Anti-softening science for the state

The group of ministers (GoM) report on "government communication" has recommended that the government promote “soft topics” in the media like “yoga” and “tigers”. We can only speculate what this means, and that shouldn’t be hard. The overall spirit of the document is insecurity and paranoia, manifested as fantasies of reining in the country’s independent…

The clocks that used atoms and black holes to stay in sync

A simulation of a black hole from the 2014 film 'Interstellar'.

You're familiar with clocks. There's probably one if you look up just a little, at the upper corner of your laptop or smartphone screen, showing you what time of day it is, allowing you to quickly grasp the number of daytime or nighttime hours, depending on your needs. There some other clocks that are less…

Reading fog data from INSAT 3DR

INSAT-3DR satellite in a clean room, with its solar panel deployed, ahead of launch in August 2016. Credit: ISRO

At 7.57 am today, the India Meteorological Department's Twitter handle posted this lovely image of fog over North India on January 21, as captured by the INSAT 3DR satellite. However, it didn't bother explaining what the colours meant or how the satellite captured this information. So I dug a little. https://twitter.com/Indiametdept/status/1352080311102828546 At the bottom right…

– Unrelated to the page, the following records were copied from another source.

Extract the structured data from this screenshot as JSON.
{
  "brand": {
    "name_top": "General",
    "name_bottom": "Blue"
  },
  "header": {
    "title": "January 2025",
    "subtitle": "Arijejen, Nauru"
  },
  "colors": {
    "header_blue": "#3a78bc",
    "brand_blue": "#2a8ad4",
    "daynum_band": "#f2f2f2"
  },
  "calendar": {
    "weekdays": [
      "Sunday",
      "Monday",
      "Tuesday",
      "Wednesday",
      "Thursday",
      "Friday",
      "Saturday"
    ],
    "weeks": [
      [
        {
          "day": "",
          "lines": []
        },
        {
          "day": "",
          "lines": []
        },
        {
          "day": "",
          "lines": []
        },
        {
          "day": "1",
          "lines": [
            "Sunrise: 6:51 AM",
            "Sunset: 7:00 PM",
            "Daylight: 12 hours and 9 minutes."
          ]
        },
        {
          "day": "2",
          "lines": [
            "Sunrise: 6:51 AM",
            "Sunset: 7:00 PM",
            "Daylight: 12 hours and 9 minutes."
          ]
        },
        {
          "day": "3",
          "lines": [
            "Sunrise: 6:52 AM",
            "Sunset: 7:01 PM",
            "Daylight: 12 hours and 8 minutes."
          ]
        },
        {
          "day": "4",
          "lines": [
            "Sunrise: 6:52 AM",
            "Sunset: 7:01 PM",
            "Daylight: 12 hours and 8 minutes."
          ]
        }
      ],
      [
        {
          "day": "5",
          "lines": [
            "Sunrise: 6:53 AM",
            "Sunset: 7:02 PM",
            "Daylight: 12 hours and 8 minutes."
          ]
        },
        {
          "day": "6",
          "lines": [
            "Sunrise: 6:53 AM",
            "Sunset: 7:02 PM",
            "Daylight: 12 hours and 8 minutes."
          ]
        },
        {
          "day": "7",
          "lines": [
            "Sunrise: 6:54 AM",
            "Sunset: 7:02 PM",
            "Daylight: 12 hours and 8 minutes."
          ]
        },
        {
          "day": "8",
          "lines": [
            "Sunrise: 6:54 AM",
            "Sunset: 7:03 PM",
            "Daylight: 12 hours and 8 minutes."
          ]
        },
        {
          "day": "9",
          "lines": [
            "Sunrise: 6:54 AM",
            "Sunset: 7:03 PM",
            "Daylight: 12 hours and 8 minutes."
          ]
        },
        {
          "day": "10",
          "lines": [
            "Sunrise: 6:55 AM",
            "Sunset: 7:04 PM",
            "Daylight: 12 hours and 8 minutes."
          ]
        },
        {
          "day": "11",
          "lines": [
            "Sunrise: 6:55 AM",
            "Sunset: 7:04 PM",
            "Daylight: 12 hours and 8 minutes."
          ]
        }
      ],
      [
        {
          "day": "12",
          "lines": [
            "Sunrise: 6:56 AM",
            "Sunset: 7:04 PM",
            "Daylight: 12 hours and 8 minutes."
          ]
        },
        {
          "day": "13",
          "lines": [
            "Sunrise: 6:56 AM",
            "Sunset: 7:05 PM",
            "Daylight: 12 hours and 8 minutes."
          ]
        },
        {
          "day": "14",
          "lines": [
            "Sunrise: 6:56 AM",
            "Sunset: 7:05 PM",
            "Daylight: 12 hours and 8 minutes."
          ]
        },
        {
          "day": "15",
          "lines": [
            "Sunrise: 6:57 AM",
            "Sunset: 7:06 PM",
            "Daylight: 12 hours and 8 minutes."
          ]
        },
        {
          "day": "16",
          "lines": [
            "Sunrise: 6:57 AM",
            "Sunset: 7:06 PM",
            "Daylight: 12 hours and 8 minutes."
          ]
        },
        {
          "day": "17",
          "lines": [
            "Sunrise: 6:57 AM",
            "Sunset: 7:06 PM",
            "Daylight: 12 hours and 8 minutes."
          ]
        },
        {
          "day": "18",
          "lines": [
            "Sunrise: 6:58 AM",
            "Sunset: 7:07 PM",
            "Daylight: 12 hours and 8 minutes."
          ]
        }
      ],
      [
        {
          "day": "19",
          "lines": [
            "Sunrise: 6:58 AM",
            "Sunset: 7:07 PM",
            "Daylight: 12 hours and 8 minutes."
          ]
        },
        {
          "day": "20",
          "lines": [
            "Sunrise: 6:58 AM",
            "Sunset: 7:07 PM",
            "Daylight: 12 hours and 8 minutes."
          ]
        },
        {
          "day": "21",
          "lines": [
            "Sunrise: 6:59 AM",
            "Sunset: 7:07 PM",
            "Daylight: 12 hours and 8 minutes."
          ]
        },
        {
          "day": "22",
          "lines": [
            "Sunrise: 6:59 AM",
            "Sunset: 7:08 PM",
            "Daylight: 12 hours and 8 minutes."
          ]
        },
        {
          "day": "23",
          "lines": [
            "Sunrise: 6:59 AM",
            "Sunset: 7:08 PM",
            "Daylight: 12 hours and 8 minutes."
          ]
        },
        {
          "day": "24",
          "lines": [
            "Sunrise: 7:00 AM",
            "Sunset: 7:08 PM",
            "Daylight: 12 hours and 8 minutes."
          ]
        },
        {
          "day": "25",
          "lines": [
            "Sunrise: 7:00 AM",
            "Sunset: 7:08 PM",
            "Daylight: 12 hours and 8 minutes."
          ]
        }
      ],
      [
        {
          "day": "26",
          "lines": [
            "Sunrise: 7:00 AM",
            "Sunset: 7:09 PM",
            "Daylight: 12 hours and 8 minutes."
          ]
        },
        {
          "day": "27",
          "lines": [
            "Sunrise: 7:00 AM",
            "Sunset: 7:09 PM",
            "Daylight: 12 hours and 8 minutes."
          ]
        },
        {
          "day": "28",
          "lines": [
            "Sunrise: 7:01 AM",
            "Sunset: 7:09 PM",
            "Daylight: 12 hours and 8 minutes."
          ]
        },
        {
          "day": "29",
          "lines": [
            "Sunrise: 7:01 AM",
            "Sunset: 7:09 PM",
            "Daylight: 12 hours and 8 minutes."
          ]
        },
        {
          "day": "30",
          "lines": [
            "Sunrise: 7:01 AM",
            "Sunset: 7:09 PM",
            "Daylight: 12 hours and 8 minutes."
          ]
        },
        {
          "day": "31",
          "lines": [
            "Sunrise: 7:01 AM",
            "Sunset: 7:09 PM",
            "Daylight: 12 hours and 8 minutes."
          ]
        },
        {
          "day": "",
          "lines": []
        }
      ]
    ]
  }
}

The Wire Science is hiring

Location: Bengaluru or New Delhi The Wire Science is looking for a sub-editor to conceptualise, edit and produce high-quality news articles and features in a digital newsroom. Requirements Good faculty with the English languageExcellent copy-editing skillsA strong news senseA strong interest in new scientific findingsKnow how to read scientific papersFamiliarity with concepts related to the…

A Q&A about my job and science journalism

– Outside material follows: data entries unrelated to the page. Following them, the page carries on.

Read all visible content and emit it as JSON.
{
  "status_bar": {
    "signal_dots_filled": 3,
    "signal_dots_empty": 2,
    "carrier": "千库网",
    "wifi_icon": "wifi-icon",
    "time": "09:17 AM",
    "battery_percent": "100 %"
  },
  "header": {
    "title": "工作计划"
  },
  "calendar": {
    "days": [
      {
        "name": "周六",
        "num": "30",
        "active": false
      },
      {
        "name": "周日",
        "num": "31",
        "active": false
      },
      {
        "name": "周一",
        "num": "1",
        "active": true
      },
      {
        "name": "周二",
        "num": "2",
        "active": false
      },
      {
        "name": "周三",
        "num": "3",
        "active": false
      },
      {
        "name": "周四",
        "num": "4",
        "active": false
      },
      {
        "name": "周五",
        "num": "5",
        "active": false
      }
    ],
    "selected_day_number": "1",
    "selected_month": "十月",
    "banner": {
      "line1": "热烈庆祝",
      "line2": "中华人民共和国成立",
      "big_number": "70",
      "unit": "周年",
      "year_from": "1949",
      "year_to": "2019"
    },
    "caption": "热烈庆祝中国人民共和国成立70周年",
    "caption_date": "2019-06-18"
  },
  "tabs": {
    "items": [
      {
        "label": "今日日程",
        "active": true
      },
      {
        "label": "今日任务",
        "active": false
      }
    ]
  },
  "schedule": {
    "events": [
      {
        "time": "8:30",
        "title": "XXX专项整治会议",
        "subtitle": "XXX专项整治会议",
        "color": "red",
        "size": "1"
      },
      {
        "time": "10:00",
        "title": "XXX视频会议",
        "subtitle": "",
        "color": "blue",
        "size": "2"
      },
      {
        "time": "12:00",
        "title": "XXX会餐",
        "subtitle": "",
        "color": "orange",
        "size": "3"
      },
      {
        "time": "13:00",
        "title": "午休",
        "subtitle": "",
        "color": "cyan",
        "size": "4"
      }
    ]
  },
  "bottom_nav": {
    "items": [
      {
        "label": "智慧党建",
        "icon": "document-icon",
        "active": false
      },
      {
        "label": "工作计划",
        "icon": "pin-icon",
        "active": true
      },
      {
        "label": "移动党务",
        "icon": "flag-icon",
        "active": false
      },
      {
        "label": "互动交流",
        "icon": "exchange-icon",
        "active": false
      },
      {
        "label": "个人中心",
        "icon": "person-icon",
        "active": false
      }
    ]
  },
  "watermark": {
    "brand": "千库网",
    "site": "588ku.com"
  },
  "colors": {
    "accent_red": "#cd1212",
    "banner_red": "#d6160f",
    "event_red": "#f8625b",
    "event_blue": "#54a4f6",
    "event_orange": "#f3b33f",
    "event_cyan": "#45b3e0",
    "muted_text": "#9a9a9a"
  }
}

A couple weeks ago, some students from a university in South India got in touch to ask a few questions about my job and about science communication. The correspondence was entirely over email, and I'm pasting it in full below (with permission). I've edited a few parts in one of two ways – to make…

How do you study a laser firing for one-quadrillionth of a second?

A collection of lasers of different frequencies in the visible-light range.

I'm grateful to Mukund Thattai, at the National Centre for Biological Sciences, Bengaluru, for explaining many of the basic concepts at work in the following article. An important application of lasers today is in the form of extremely short-lived laser pulses used to illuminate extremely short-lived events that often play out across extremely short distances.…

Powerful microscopy technique brings proteins into focus

Scientists using a 300kV cryo-electron microscope at the Max Planck Institute of Molecular Physiology, Dortmund. Credit: MPI Dortmund

Cryo-electron microscopy (cryo-EM) as a technology has become more important because the field that it revolutionised – structural biology – has become more important. The international scientific community had this rise in fortunes, so to speak, acknowledged when the Nobel Prize for chemistry was awarded to three people in 2017 for perfecting its use to…

Christopher Nolan’s explosion

A photograph of multiple explosions going off together, emitting red and orange sparks and lots of blue-grey smoke.

In May, Total Film reported that the production team of Tenet, led by director Christopher Nolan, found that using a second-hand Boeing 747 was better than recreating a scene involving an exploding plane with miniatures and CGI. I'm not clear how exactly it was better; Total Film only wrote: "I planned to do it using…

A mystery on Venus

A false-colour image of the planet Venus, enveloped in clouds, taken in 2017.

Scientists have reported that they have found abnormal amounts of a toxic compound called phosphine in Venus's atmosphere, at 55-80 km altitude. This story is currently all over my Twitter feed because one way to explain this unexpected abundance is that microbes could be producing this gas – as we know them to do on…

Why scientists should read more

The amount of communicative effort to describe the fact of a ball being thrown is vanishingly low. It's as simple as saying, "X threw the ball." It takes a bit more effort to describe how an internal combustion engine works – especially if you're writing for readers who have no idea how thermodynamics works. However,…

Super-spreads exist, but do super-spreaders?

What does the term ‘super-spreader’ mean? According to an article in the MIT Tech Review on June 15, “The word is a generic term for an unusually contagious individual who’s been infected with disease. In the context of the coronavirus, scientists haven’t narrowed down how many infections someone needs to cause to qualify as a superspreader, but…